## Task description
Nothing but the lines from the one containing "Extract the structured" through the last line of the entries should appear in the output, each verbatim.

(Data under study Opens)

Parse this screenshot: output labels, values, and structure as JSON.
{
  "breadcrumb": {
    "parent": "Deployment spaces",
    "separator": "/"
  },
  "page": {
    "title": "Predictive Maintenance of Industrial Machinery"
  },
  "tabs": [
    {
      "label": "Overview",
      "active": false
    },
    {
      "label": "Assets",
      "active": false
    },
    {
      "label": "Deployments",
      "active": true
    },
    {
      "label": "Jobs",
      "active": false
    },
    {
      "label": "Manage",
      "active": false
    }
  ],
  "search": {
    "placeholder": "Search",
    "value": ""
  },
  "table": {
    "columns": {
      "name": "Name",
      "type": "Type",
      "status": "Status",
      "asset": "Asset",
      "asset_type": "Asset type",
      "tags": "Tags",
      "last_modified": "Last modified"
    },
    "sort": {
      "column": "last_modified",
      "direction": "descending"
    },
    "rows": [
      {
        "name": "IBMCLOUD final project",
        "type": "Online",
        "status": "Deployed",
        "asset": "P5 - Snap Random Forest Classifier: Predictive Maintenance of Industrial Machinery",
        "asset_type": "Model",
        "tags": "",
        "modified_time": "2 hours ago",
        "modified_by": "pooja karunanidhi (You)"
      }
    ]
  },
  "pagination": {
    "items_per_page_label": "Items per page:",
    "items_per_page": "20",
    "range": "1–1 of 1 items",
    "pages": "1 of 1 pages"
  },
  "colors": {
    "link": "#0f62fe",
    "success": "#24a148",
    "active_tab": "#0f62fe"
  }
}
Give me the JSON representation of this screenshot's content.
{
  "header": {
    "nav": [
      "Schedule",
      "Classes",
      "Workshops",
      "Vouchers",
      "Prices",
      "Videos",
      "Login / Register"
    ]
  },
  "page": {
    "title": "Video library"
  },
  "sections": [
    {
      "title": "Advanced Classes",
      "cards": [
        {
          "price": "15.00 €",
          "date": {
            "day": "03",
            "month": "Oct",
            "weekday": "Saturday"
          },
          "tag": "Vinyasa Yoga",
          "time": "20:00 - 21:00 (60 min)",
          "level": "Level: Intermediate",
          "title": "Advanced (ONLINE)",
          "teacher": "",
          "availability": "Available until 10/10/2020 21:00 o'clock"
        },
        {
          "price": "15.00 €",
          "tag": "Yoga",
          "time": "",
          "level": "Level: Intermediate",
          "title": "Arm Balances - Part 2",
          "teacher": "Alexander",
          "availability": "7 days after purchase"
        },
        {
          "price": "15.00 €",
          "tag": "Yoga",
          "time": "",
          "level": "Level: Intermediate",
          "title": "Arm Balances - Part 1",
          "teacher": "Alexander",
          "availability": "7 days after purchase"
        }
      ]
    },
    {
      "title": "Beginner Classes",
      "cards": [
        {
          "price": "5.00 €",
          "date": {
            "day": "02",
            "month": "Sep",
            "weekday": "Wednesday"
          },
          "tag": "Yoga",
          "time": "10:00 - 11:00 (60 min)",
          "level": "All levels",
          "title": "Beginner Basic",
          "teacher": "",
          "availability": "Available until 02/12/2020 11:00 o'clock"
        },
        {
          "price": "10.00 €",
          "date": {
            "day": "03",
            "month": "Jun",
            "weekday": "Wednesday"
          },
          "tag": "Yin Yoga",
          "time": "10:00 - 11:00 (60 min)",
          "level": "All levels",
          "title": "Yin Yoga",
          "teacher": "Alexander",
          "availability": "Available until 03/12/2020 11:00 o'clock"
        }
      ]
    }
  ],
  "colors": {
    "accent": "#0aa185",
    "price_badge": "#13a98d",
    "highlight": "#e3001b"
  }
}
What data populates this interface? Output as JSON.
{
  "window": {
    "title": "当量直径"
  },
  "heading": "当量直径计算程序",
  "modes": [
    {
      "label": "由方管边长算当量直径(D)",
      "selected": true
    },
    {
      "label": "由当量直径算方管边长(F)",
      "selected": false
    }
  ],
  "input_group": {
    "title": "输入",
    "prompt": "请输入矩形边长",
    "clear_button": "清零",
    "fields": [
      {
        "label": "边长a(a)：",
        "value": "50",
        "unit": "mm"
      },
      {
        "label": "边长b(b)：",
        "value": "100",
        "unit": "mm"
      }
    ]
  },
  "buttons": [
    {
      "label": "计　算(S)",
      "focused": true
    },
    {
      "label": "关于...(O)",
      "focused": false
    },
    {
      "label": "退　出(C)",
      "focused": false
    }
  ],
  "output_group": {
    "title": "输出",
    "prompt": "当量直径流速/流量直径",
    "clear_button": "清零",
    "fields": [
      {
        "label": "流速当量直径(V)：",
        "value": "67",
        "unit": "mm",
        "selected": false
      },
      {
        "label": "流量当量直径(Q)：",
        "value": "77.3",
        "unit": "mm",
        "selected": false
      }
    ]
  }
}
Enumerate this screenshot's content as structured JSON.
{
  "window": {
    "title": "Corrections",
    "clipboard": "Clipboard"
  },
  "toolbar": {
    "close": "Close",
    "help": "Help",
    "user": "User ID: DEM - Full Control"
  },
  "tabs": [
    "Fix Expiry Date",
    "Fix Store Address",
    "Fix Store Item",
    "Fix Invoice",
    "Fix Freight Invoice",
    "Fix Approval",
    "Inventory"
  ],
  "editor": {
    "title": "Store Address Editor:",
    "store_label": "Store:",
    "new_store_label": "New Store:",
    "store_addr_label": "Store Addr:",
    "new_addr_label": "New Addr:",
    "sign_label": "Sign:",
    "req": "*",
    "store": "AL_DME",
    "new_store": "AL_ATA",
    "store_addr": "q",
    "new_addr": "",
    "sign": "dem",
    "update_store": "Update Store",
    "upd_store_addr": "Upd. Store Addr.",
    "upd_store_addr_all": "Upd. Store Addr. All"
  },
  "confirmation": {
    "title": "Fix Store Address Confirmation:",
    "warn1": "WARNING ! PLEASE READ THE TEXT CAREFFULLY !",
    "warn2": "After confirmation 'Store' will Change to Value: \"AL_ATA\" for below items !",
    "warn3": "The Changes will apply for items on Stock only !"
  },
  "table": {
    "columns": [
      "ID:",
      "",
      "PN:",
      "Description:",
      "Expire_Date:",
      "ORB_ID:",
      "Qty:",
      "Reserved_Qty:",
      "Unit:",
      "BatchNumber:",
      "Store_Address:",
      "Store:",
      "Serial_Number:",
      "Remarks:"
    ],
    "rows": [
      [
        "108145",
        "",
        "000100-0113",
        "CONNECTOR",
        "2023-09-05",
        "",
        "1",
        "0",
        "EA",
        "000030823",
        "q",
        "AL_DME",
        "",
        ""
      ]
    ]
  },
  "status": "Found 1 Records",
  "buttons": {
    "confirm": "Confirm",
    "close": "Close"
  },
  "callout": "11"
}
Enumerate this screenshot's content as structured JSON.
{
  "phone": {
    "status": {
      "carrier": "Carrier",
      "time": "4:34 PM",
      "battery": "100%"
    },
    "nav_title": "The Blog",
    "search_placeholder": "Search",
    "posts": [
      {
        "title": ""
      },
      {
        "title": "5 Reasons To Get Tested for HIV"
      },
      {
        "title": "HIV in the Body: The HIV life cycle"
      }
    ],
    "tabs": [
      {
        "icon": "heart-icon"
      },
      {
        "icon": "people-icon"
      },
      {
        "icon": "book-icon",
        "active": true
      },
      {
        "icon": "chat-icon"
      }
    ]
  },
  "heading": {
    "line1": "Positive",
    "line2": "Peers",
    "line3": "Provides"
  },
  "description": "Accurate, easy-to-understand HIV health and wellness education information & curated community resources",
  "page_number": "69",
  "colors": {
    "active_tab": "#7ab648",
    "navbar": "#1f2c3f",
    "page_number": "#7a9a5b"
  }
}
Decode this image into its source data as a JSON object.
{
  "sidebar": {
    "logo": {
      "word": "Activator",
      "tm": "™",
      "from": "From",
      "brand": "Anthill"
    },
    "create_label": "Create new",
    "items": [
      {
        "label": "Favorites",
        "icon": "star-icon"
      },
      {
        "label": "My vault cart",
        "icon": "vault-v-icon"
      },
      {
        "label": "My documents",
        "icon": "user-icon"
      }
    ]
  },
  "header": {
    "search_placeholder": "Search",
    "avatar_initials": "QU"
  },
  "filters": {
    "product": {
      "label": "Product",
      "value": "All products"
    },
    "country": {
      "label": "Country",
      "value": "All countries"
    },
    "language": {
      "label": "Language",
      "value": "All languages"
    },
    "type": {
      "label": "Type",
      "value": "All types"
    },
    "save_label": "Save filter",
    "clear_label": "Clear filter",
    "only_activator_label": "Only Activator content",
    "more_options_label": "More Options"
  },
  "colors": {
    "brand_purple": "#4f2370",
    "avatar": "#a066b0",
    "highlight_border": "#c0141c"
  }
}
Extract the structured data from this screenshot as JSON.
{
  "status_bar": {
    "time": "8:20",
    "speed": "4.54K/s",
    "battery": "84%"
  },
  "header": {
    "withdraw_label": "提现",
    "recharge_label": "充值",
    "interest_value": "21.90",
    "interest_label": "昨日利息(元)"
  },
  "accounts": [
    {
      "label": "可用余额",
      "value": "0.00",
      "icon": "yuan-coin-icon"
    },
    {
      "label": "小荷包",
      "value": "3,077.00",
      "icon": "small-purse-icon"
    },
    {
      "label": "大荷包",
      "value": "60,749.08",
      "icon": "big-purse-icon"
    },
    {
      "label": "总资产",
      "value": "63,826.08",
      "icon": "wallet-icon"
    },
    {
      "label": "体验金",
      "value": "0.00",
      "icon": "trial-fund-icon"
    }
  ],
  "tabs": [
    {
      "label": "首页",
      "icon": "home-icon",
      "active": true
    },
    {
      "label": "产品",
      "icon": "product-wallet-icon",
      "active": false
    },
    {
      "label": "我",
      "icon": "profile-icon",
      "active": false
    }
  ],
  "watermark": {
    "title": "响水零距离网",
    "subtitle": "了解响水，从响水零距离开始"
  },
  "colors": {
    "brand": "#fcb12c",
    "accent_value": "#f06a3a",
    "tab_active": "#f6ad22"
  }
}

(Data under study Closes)

## Answer to this problem
Extract the structured data from this screenshot as JSON.
{
  "status_bar": {
    "time": "8:20",
    "speed": "4.54K/s",
    "battery": "84%"
  },
  "header": {
    "withdraw_label": "提现",
    "recharge_label": "充值",
    "interest_value": "21.90",
    "interest_label": "昨日利息(元)"
  },
  "accounts": [
    {
      "label": "可用余额",
      "value": "0.00",
      "icon": "yuan-coin-icon"
    },
    {
      "label": "小荷包",
      "value": "3,077.00",
      "icon": "small-purse-icon"
    },
    {
      "label": "大荷包",
      "value": "60,749.08",
      "icon": "big-purse-icon"
    },
    {
      "label": "总资产",
      "value": "63,826.08",
      "icon": "wallet-icon"
    },
    {
      "label": "体验金",
      "value": "0.00",
      "icon": "trial-fund-icon"
    }
  ],
  "tabs": [
    {
      "label": "首页",
      "icon": "home-icon",
      "active": true
    },
    {
      "label": "产品",
      "icon": "product-wallet-icon",
      "active": false
    },
    {
      "label": "我",
      "icon": "profile-icon",
      "active": false
    }
  ],
  "watermark": {
    "title": "响水零距离网",
    "subtitle": "了解响水，从响水零距离开始"
  },
  "colors": {
    "brand": "#fcb12c",
    "accent_value": "#f06a3a",
    "tab_active": "#f6ad22"
  }
}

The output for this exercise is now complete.